JUSTICE AND THE CONSCIENCE.


God has made man with the instinctive love of justice in him, which gradually gets developed in the world. But in Himself justice is infinite. This justice of God must appear in the world, and in the history of men; and, after all "the wrongs that patient merit of the unworthy takes," still you see that the ploughshare of justice is drawn through and through the field of the world, uprooting the savage plants. The proverbs of the nations tell us this: "The mills of the gods grind slow, but they grind to powder;" "Ill got ill spent;" "The triumphing of the wicked is but for a moment;" "What the Devil gives he also takes;" "Honesty is the best policy;" "No butter will stick to a bad man's bread." Sometimes these sayings come from the instinct of justice in man, and have a little ethical exaggeration about them, but yet more often they represent the world’s experience of facts more than its consciousness of ideas.

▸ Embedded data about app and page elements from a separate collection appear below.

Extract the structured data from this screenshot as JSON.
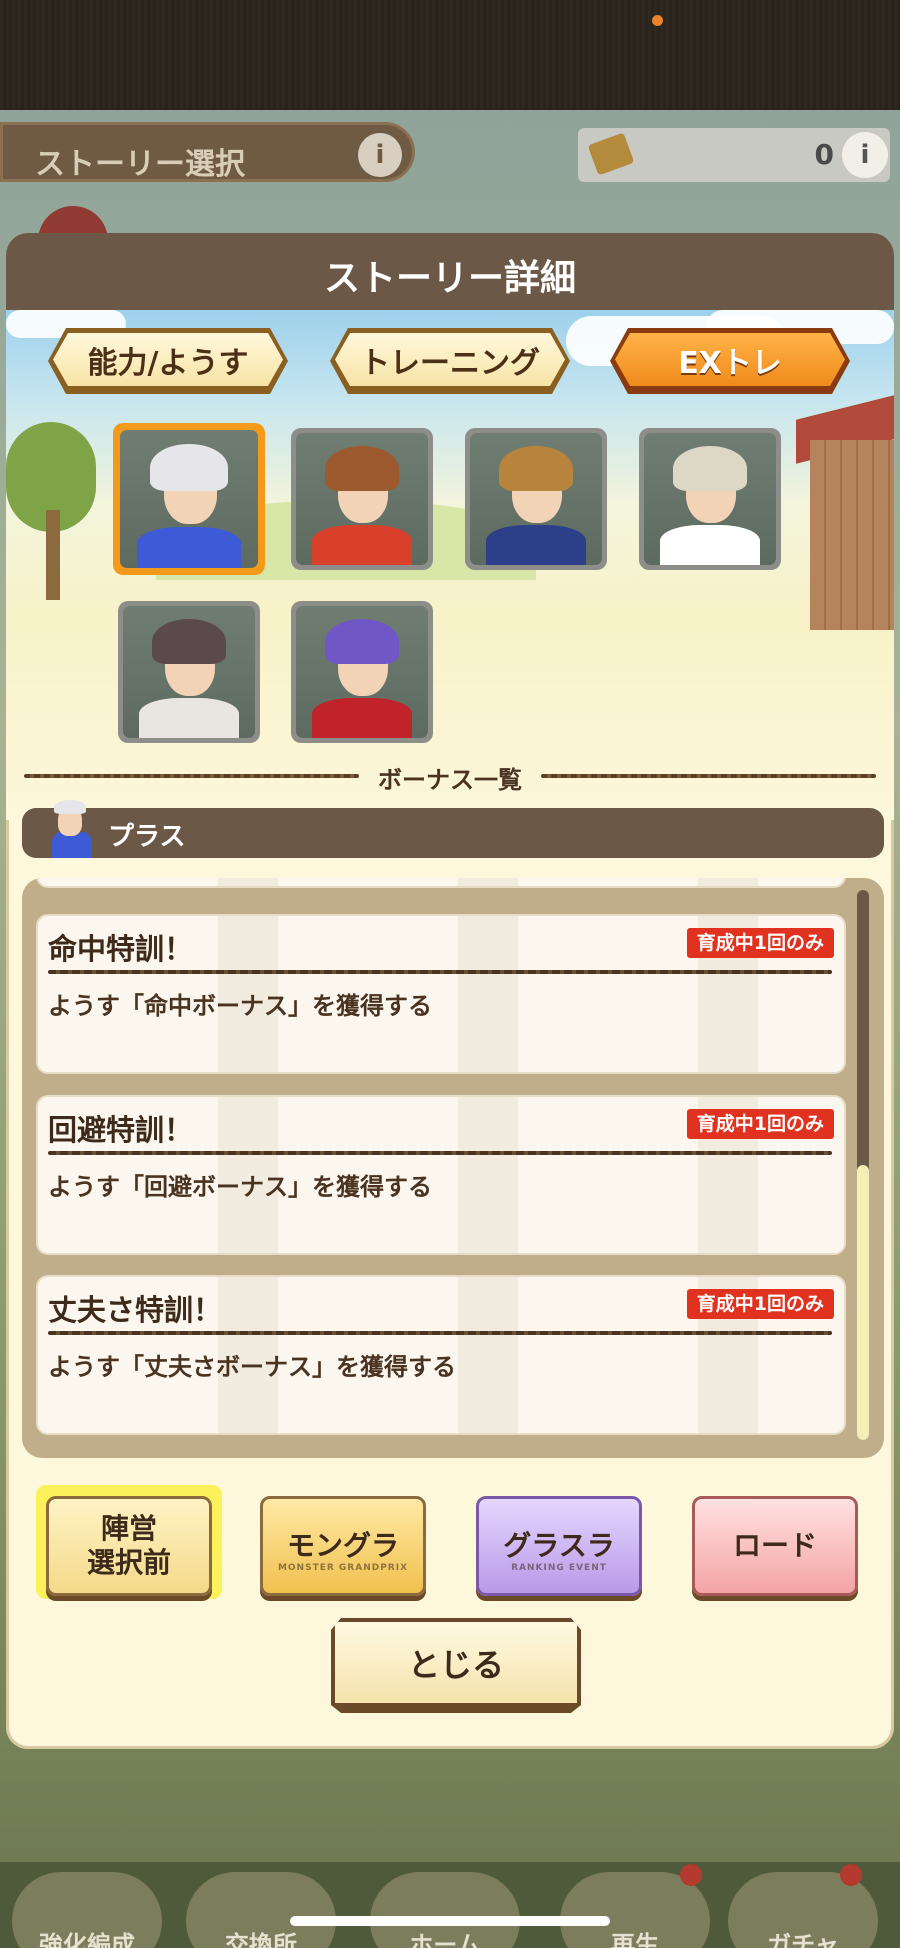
{
  "background": {
    "header_label": "ストーリー選択",
    "info_glyph": "i",
    "currency_value": "0",
    "nav": [
      "強化編成",
      "交換所",
      "ホーム",
      "再生",
      "ガチャ"
    ]
  },
  "modal": {
    "title": "ストーリー詳細",
    "tabs": [
      {
        "label": "能力/ようす",
        "active": false
      },
      {
        "label": "トレーニング",
        "active": false
      },
      {
        "label": "EXトレ",
        "active": true
      }
    ],
    "characters": [
      {
        "id": "plus",
        "selected": true,
        "hair": "#e6e6ea",
        "body": "#3d5bd6"
      },
      {
        "id": "girl-red",
        "selected": false,
        "hair": "#9c5a2e",
        "body": "#d8402c"
      },
      {
        "id": "boy-cap",
        "selected": false,
        "hair": "#b8833c",
        "body": "#2c3f88"
      },
      {
        "id": "girl-white",
        "selected": false,
        "hair": "#ddd7c6",
        "body": "#ffffff"
      },
      {
        "id": "man-dark",
        "selected": false,
        "hair": "#5a4a4c",
        "body": "#e9e6e0"
      },
      {
        "id": "man-purple",
        "selected": false,
        "hair": "#6f58c6",
        "body": "#c0232a"
      }
    ],
    "bonus_section_title": "ボーナス一覧",
    "selected_character_name": "プラス",
    "bonuses": [
      {
        "title": "命中特訓！",
        "badge": "育成中1回のみ",
        "description": "ようす「命中ボーナス」を獲得する"
      },
      {
        "title": "回避特訓！",
        "badge": "育成中1回のみ",
        "description": "ようす「回避ボーナス」を獲得する"
      },
      {
        "title": "丈夫さ特訓！",
        "badge": "育成中1回のみ",
        "description": "ようす「丈夫さボーナス」を獲得する"
      }
    ],
    "scroll_position": 0.5,
    "factions": [
      {
        "label_line1": "陣営",
        "label_line2": "選択前",
        "sub": "",
        "selected": true
      },
      {
        "label_line1": "モングラ",
        "label_line2": "",
        "sub": "MONSTER GRANDPRIX",
        "selected": false
      },
      {
        "label_line1": "グラスラ",
        "label_line2": "",
        "sub": "RANKING EVENT",
        "selected": false
      },
      {
        "label_line1": "ロード",
        "label_line2": "",
        "sub": "",
        "selected": false
      }
    ],
    "close_label": "とじる"
  },
  "colors": {
    "accent_orange": "#f08a1c",
    "badge_red": "#e0321f",
    "title_brown": "#6b5847"
  }
}
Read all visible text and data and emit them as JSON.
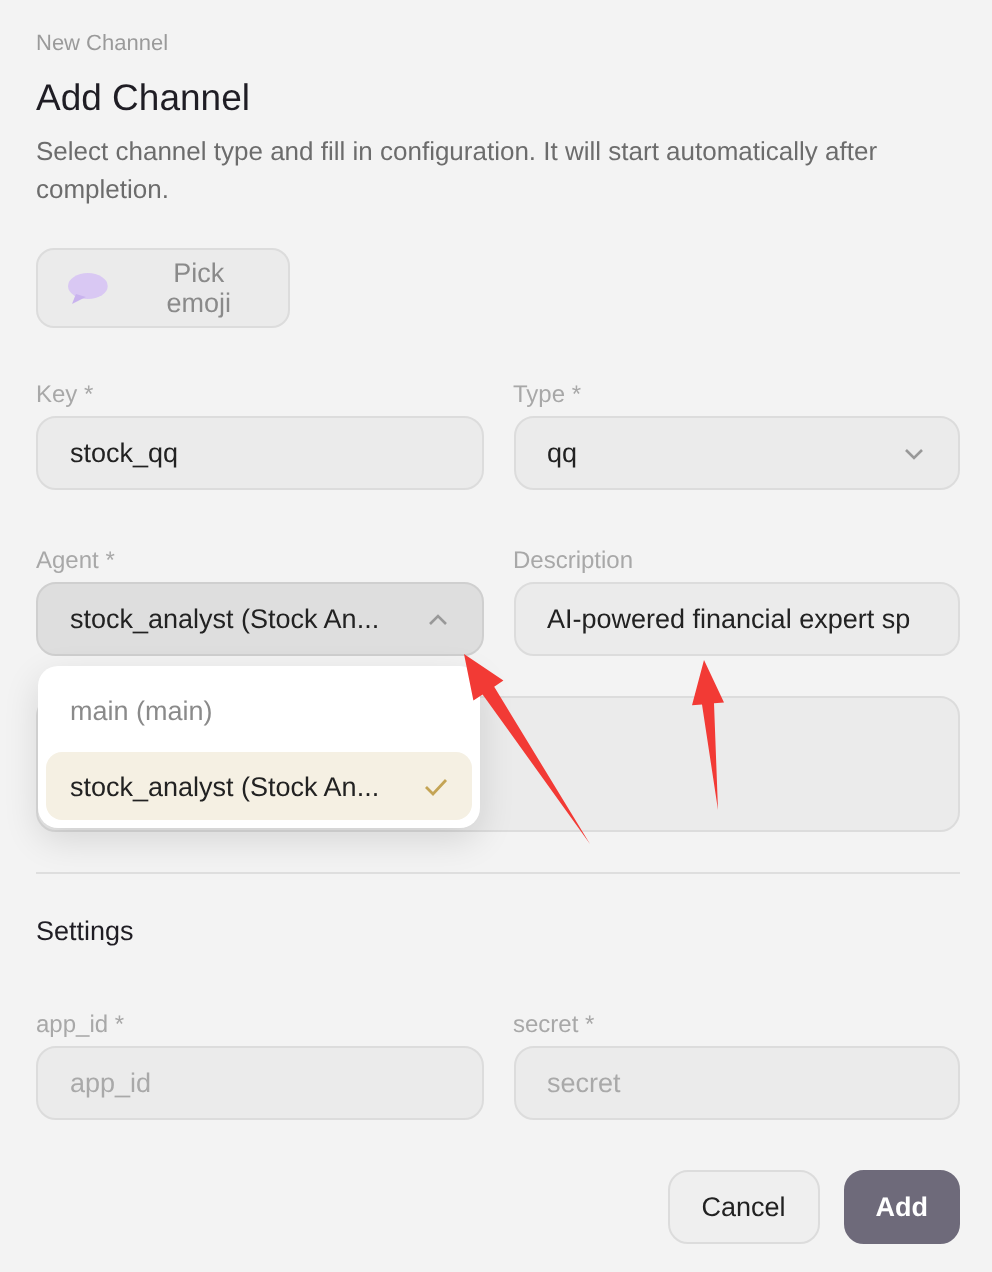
{
  "dialog": {
    "eyebrow": "New Channel",
    "title": "Add Channel",
    "description": "Select channel type and fill in configuration. It will start automatically after completion.",
    "emoji_button": {
      "label": "Pick emoji"
    },
    "fields": [
      {
        "kind": "text",
        "label": "Key *",
        "value": "stock_qq"
      },
      {
        "kind": "select",
        "label": "Type *",
        "value": "qq",
        "expanded": false
      },
      {
        "kind": "select",
        "label": "Agent *",
        "value": "stock_analyst (Stock An...",
        "expanded": true,
        "options": [
          {
            "label": "main (main)",
            "selected": false
          },
          {
            "label": "stock_analyst (Stock An...",
            "selected": true
          }
        ]
      },
      {
        "kind": "text",
        "label": "Description",
        "value": "AI-powered financial expert sp"
      },
      {
        "kind": "textarea"
      }
    ],
    "settings": {
      "title": "Settings",
      "fields": [
        {
          "label": "app_id *",
          "placeholder": "app_id"
        },
        {
          "label": "secret *",
          "placeholder": "secret"
        }
      ]
    },
    "buttons": [
      {
        "kind": "secondary",
        "label": "Cancel"
      },
      {
        "kind": "primary",
        "label": "Add"
      }
    ]
  }
}
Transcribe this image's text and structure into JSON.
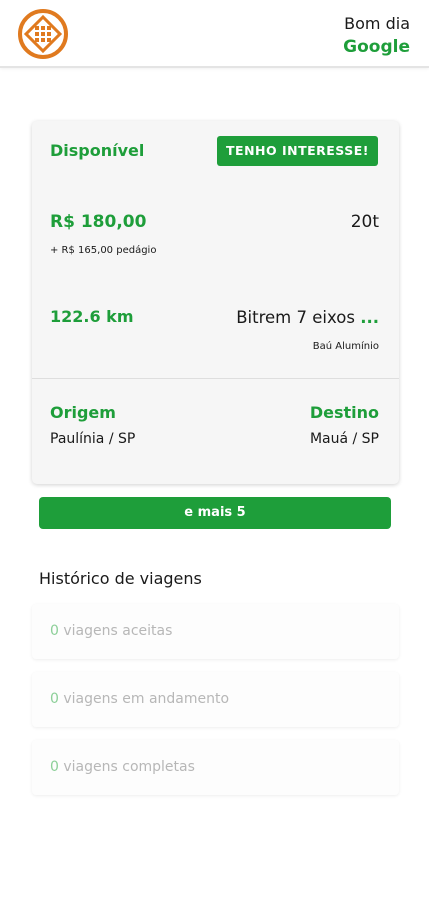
{
  "header": {
    "logo_icon": "orange-circular-lattice-logo",
    "greeting": "Bom dia",
    "username": "Google"
  },
  "freight_card": {
    "status": "Disponível",
    "interest_button": "TENHO INTERESSE!",
    "price": "R$ 180,00",
    "toll": "+ R$ 165,00 pedágio",
    "weight": "20t",
    "distance": "122.6 km",
    "vehicle": "Bitrem 7 eixos",
    "vehicle_more": "...",
    "body_type": "Baú Alumínio",
    "origin_label": "Origem",
    "origin_city": "Paulínia / SP",
    "destination_label": "Destino",
    "destination_city": "Mauá / SP"
  },
  "more_button": "e mais 5",
  "history": {
    "title": "Histórico de viagens",
    "items": [
      {
        "count": "0",
        "label": "viagens aceitas"
      },
      {
        "count": "0",
        "label": "viagens em andamento"
      },
      {
        "count": "0",
        "label": "viagens completas"
      }
    ]
  },
  "colors": {
    "brand_green": "#1e9e3a",
    "logo_orange": "#e07a1f",
    "muted_text": "#b7b7b7"
  }
}
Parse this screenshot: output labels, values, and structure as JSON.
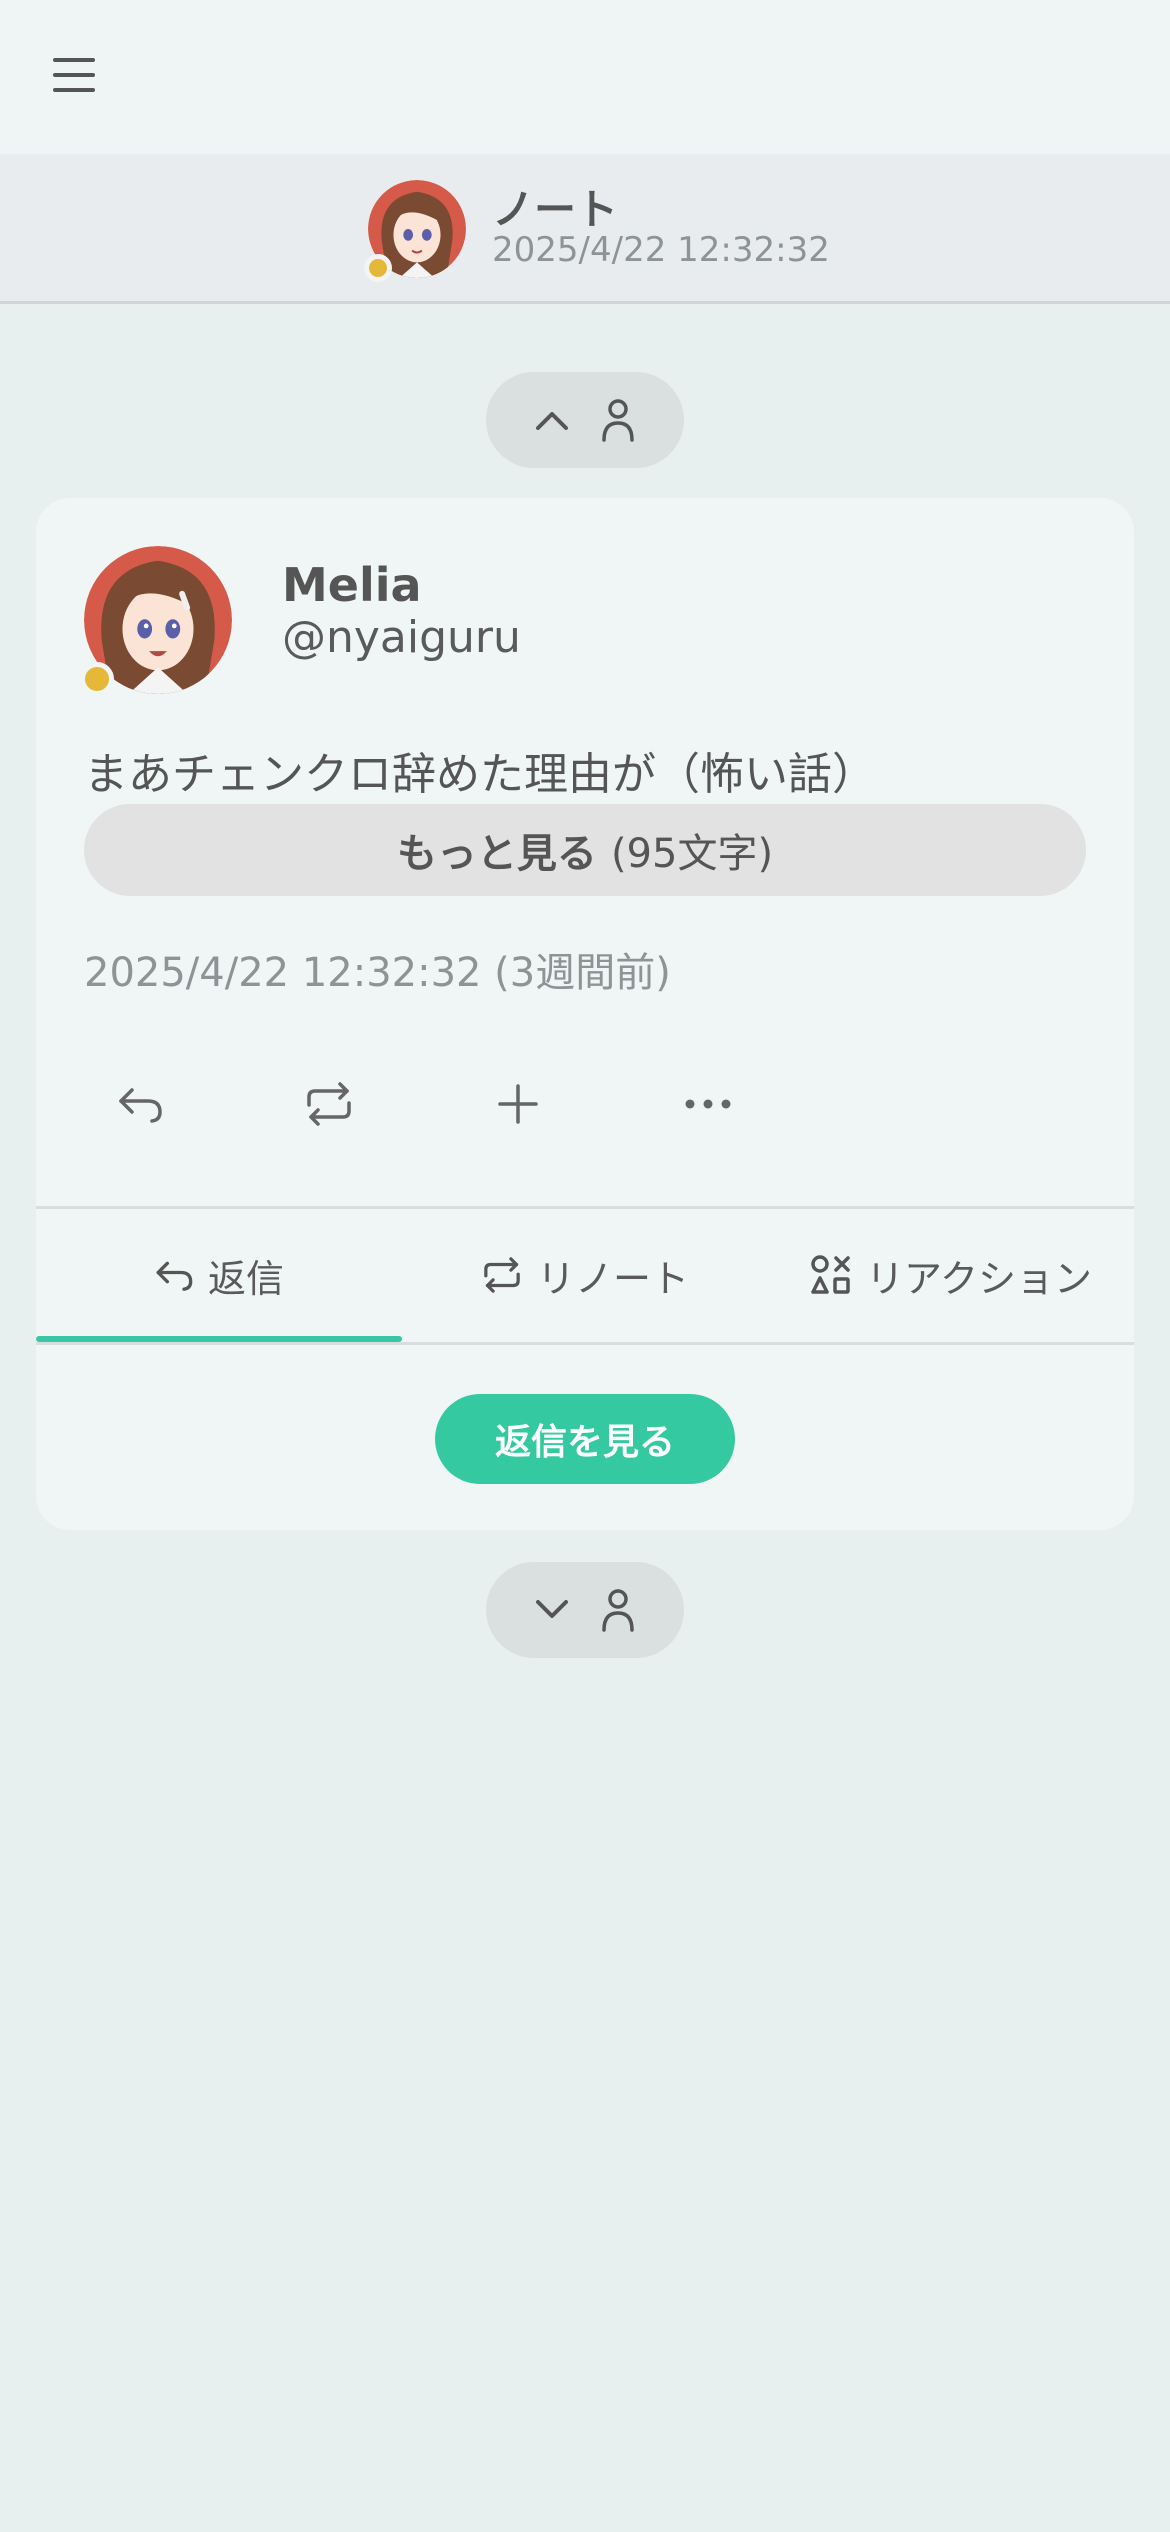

Look at the facts of the world. You see a continual and progressive triumph of the right. I do not pretend to understand the moral universe; the arc is a long one, my eye reaches but little ways; I cannot calculate the curve and complete the figure by the experience of sight; I can divine it by conscience. And from what I see I am sure it bends towards justice. Things refuse to be mis-managed long. Jefferson trembled when he thought of slavery and remembered that God is just. Ere long all America will tremble. The Stuarts in England were tyrannical and strong: respectable and peaceful men kept still a while, and bore the tyranny; but men who loved God and his justice more than house and land fled to the wilderness, and built up a troublesome commonwealth of Puritans. Such as stayed at home endeavoured for a while to submit to the wrong; some of them made theories to justify it. But it could not be; the tyranny became unbearable even to barons and bishops; one tyrant loses his head, another his crown; no Stuart must tread again the English soil; legitimacy becomes a pretender. England would rule America, not for our good, but hers alone. We forgot the love which bound the two people into one family; the obstinate injustice of the mother weakened the ties of language, literature, religion,—the Old England and the New read the same Bible, — kindred